Enzymes are proteins that catalyze chemical reactions. Molecules at the beginning of the chemical reactionary process are called substrates, and these are converted into products. Enzyme kinetics, or Michaelis-Menten kinetics, investigate how enzymes bind substrates and turn them into products.
Enzymes are proteins that help speed up metabolism, or the chemical reactions in our bodies. They build some substances and break others down. All living things have enzymes.
An enzyme is a biological catalyst and is almost always a protein. It speeds up the rate of a specific chemical reaction in the cell. The enzyme is not destroyed during the reaction and is used over and over.
Enzymes are proteins that act as biological catalysts - this means they speed up reactions without being used up. An enzyme works on the substrate , forming products. An enzyme's active site and its substrate are complementary in shape. An enzyme will only work on one substrate - it is substrate specific.
An enzyme is a substance that acts as a catalyst in living organisms, regulating the rate at which chemical reactions proceed without itself being altered in the process. The biological processes that occur within all living organisms are chemical reactions, and most are regulated by enzymes.
Enzymes are proteins comprised of amino acids linked together in one or more polypeptide chains. This sequence of amino acids in a polypeptide chain is called the primary structure. This, in turn, determines the three-dimensional structure of the enzyme, including the shape of the active site.
In this page you can discover 38 synonyms, antonyms, idiomatic expressions, and related words for enzyme, like: protein, ferment, carbohydrase, pepsin, protease, amino-acid, ase, coenzyme, deoxyribonuclease, esterase and holoenzyme.
Enzymes are protein molecules which act as catalysts to speed up reactions. They are not used-up in these reactions.

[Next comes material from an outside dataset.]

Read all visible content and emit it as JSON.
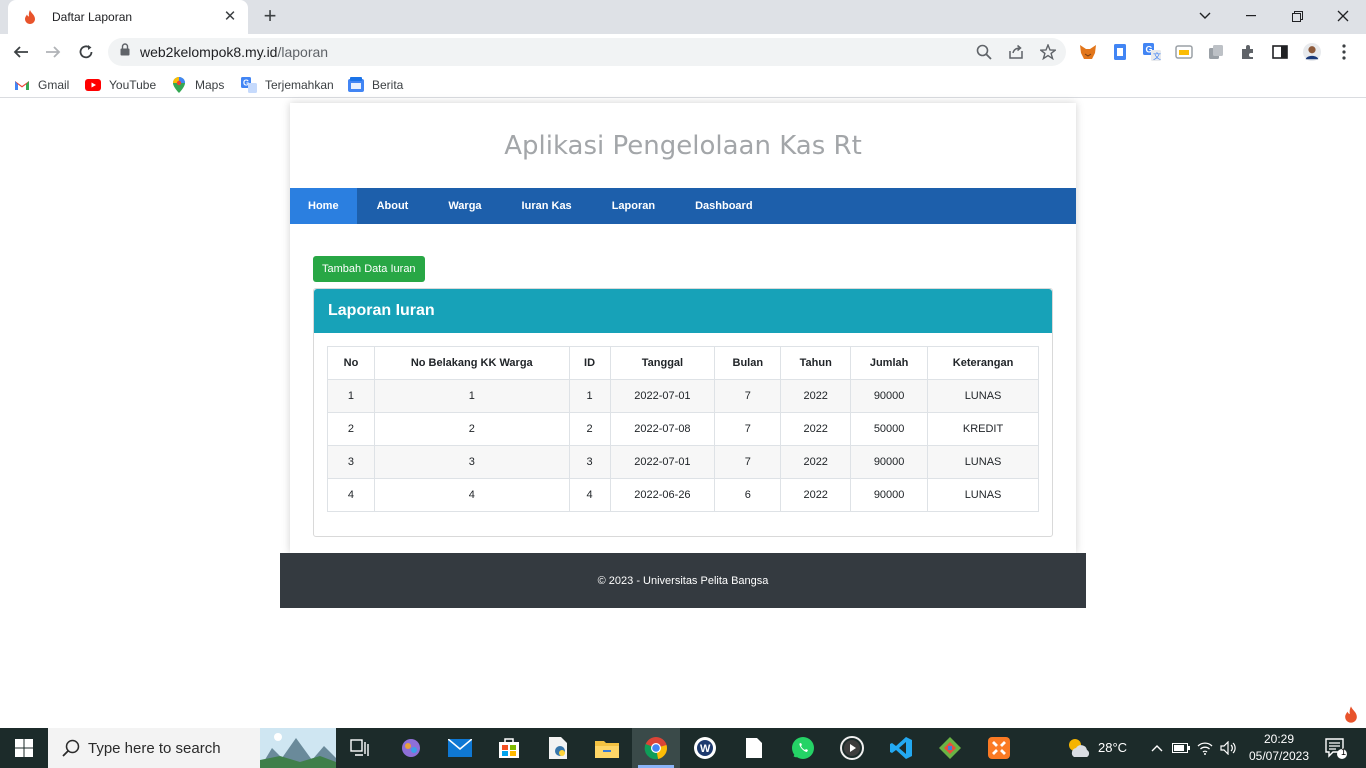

Enzymes can be grouped into two types: Those that break larger molecules apart (like digestive enzymes). Those that join larger molecules together (like plants making glucose in photosynthesis).
The Role of Enzymes in the Digestive SystemAmylase, produced in the mouth. ... Pepsin, produced in the stomach. ... Trypsin, produced in the pancreas. ... Pancreatic lipase, produced in the pancreas. ... Deoxyribonuclease and ribonuclease, produced in the pancreas.
Enzymes are proteins that function as biological catalysts . So, they are molecules that speed up a chemical reaction without being changed by the reaction.
Examples of specific enzymes Lipases – a group of enzymes that help digest fats in the gut. Amylase – helps change starches into sugars. Amylase is found in saliva. Maltase – also found in saliva; breaks the sugar maltose into glucose. Maltose is found in foods such as potatoes, pasta, and beer.
The function of enzymes is to carry out critical tasks. These involve muscle growth, removing toxins, and tearing down the molecules in food throughout digestion.
Enzymes are biological catalysts (also known as biocatalysts) that speed up biochemical reactions in living organisms, and which can be extracted from cells and then used to catalyse a wide range of commercially important processes.
In order for an enzyme to work, it must be activated by the binding of another molecule. Activators can either be cofactors or coenzymes; cofactors are small, inorganic chemicals, and coenzymes are organic compounds. Both of these activators bind to the active site but are not considered substrates. When they bind to the active site, there is often a conformation change. A conformation change is a change in the enzyme’s configuration or shape. The change in shape alters the active site and allows the substrate to bind.
An increase in temperature increases the rate at which the molecules in a system move. This increase in temperature will allow the substrates and enzymes to locate each other more quickly. However, there is a point at which the enzyme will become denatured due to the higher temperature, adding stress to its bonds. Many enzymes operate at an ideal temperature called the optimum temperature.
At this point in your studies, you may have come across an enzyme called DNA polymerase (if you haven’t please check out AP® Biology Crash Course Review: DNA Replication ). DNA polymerase is an enzyme that catalyzes the chemical reaction of deoxynucleoside triphosphate plus DNA to diphosphate and DNA (plus the nucleotide).